Start of The input

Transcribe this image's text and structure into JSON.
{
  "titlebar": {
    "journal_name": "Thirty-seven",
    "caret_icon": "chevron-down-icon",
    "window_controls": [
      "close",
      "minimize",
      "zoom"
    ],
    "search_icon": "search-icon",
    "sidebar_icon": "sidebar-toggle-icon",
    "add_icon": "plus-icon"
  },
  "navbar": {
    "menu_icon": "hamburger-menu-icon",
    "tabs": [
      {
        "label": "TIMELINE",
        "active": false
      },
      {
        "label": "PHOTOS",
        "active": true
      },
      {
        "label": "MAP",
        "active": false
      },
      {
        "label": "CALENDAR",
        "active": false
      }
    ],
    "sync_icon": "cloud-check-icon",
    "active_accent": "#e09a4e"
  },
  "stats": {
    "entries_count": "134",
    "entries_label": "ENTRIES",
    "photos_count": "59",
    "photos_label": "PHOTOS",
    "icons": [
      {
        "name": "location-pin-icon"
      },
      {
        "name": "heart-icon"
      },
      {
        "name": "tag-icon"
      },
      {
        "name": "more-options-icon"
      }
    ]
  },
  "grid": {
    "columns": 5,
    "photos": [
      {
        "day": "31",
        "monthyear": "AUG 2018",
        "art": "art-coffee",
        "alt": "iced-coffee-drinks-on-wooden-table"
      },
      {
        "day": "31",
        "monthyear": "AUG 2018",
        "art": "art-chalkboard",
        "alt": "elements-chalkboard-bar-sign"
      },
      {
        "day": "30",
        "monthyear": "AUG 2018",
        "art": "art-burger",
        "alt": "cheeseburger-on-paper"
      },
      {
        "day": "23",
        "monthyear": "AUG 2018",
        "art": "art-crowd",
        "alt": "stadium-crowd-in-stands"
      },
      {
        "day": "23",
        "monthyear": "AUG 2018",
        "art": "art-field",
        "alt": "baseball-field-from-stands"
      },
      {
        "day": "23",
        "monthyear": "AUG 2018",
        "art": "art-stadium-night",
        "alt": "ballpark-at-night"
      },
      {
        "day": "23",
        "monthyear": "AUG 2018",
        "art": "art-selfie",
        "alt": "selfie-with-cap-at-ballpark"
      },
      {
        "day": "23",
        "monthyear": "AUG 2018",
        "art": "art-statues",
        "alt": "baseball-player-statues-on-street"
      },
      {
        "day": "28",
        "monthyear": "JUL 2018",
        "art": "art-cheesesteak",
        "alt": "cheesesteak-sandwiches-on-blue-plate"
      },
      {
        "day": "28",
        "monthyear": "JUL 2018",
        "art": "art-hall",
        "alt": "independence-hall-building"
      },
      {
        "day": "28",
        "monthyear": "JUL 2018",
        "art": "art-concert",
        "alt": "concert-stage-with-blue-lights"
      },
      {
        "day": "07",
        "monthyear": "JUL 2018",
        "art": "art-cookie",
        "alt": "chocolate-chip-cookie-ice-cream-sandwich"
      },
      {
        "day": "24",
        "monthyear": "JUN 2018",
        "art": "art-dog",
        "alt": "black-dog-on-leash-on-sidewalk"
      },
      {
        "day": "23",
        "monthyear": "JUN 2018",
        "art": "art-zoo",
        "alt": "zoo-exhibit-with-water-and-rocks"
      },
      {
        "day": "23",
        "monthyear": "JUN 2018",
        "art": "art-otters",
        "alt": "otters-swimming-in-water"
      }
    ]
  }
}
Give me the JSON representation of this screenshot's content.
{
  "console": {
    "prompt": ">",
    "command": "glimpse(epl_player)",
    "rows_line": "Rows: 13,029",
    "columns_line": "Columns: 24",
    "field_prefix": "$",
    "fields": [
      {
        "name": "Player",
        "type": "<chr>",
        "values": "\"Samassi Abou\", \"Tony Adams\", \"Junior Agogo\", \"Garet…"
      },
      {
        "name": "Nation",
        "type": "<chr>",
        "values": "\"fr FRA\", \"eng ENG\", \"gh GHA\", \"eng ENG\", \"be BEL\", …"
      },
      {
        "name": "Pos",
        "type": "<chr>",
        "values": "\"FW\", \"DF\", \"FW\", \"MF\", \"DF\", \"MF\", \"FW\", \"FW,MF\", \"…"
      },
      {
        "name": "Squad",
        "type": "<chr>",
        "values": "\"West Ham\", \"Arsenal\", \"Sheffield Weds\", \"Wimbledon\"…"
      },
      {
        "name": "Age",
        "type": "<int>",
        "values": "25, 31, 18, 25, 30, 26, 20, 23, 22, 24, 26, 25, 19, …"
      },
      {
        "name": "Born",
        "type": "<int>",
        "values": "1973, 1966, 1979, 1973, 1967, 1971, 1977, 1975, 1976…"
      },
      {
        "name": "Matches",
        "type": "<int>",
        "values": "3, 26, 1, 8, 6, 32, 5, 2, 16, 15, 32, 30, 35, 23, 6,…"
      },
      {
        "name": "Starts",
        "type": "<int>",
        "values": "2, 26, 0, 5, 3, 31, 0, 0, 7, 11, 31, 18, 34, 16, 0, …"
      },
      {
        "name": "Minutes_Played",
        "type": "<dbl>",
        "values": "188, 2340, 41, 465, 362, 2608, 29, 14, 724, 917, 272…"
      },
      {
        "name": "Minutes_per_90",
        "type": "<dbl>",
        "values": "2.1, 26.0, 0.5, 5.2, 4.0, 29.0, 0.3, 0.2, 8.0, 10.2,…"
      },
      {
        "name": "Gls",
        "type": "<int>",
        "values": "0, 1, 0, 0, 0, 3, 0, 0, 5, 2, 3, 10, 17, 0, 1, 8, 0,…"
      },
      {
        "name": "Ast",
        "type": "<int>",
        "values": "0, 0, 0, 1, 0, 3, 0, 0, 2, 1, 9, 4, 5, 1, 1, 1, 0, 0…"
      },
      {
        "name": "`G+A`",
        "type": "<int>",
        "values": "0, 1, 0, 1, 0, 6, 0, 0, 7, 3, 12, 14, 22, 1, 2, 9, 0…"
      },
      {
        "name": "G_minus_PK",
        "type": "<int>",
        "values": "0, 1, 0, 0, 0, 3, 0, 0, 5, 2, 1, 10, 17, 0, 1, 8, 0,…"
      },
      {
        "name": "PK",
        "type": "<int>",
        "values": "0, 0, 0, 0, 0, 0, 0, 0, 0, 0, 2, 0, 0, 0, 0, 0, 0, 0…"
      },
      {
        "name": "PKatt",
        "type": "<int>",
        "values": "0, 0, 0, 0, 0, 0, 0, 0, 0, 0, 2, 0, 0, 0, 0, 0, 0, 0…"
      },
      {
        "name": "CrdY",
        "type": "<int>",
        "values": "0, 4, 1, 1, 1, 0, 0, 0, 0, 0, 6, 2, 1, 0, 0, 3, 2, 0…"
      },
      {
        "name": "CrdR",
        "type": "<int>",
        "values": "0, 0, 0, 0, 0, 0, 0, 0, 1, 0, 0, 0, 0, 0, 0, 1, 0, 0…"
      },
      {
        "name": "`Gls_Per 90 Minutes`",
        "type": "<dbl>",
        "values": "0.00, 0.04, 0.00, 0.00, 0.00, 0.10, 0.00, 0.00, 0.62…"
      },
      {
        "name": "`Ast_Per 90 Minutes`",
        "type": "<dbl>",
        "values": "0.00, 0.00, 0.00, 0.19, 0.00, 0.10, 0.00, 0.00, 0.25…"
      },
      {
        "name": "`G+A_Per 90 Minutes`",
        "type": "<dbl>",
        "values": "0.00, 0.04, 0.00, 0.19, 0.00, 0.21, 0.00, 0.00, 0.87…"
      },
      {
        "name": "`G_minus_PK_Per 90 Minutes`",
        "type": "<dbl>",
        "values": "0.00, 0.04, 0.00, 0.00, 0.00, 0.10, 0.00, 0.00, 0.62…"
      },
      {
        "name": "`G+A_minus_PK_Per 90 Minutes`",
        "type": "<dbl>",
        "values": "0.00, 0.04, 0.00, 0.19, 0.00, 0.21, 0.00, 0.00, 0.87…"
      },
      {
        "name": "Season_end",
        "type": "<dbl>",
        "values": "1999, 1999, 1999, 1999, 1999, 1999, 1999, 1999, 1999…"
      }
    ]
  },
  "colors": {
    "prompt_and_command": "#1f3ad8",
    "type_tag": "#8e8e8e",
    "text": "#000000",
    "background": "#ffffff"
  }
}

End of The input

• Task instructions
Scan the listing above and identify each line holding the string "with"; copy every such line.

• Answer for this exercise
        "alt": "selfie-with-cap-at-ballpark"
        "alt": "concert-stage-with-blue-lights"
        "alt": "zoo-exhibit-with-water-and-rocks"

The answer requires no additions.